You’re the only expert that matters

At the end of the day, it’s likely the clickbait nature of the news business that drives these retirement crisis articles. If it bleeds, it leads. People worry about a mistake and these stories feed fear.

This doesn’t explain why we don’t see equivalent stories about the half of people who die before their life expectancy and therefore worked far longer than necessary. Perhaps it’s because these folks are harder to pin down for interviews and don’t do so well on camera.

The data point that matters to you is one: your family’s. It doesn’t matter how much the average American your age has saved for retirement. It’s not a decision point how many people don’t have pensions any longer. The only thing that matters is how much you have stashed and what other resources—pensions, social security, part-time earnings, and spousal earnings—you can count on.

Once you have enough, you’re financially independent, even if you’re 60. Quit that job and do what you want. That’s the safest way for you to maximize the time you spend retired.
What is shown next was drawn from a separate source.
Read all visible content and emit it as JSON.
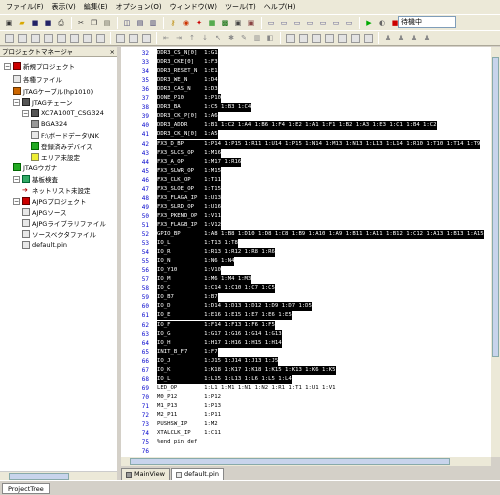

If you stay a day longer than you must, there’s no doubt that you’ll regret it.

Michael Lynch CFP is a financial planner with the Barnum Financial Group in Shelton, CT, where he focuses on his clients’ finances so they can focus on their lives. He teaches consumer-oriented financial planning courses for leading organizations, including Madison Square Garden and Yale New Haven Health Systems. He is a member of Ed Slott’s Elite IRA Advisor Group and the author of Keep It Simple, Make It Big: Money Management for a Meaningful Life, October 2020, and It’s All About the Income: A Simple System For a Big Retirement, May 2022. You can find more articles and videos at He can be reached at or 203-513-6032.

Securities, investment advisory services, and financial planning services are offered through qualified registered representatives of MML Investors Services, LLC. Member SIPC. 6 Corporate Drive, Shelton, CT 06484, Tel: 203-513-6000. Any discussion of taxes is for general informational purposes only, does not purport to be complete or to cover every situation, and should not be construed as legal, tax, or accounting advice. Clients should confer with their qualified legal, tax, and accounting advisors as appropriate.

[i] Megan Brenan “U.S. Retirees’ Experience Differs from Nonretirees’ Outlook,” Gallup, May 18, 2021.

[ii] Sudiptp Bamerjee, “Asset Decumulation or Preservation? What Guides Retirement Spending?” EBRI Issue Brief, no. 447 (Employee Benefit Research Institute, April 3, 2018).

[iii] “Changes in U.S. Family Finances from 2016 to 2019: Evidence from the Survey of Consumer Finances,” Federal Reserve Bulletin, Board of Governors of the Federal Reserve System, September 2020, Vol. 106, No. 5

[iv] U.S. Bureau of Labor Statistics, “Consumer Expenditures-2000,”

[v] “Changes in U.S. Family Finances from 2016 to 2019: Evidence from the Survey of Consumer Finances,” Federal Reserve Bulletin, Board of Governors of the Federal Reserve System, September 2020, Vol. 106, No. 5

[vi] Andrew G. Biggs, Anqi Chen, and Alicia H. Munnell, “How Do Households Adjust Their Earnings, Savings, and Consumption after Children Leave?” November 2021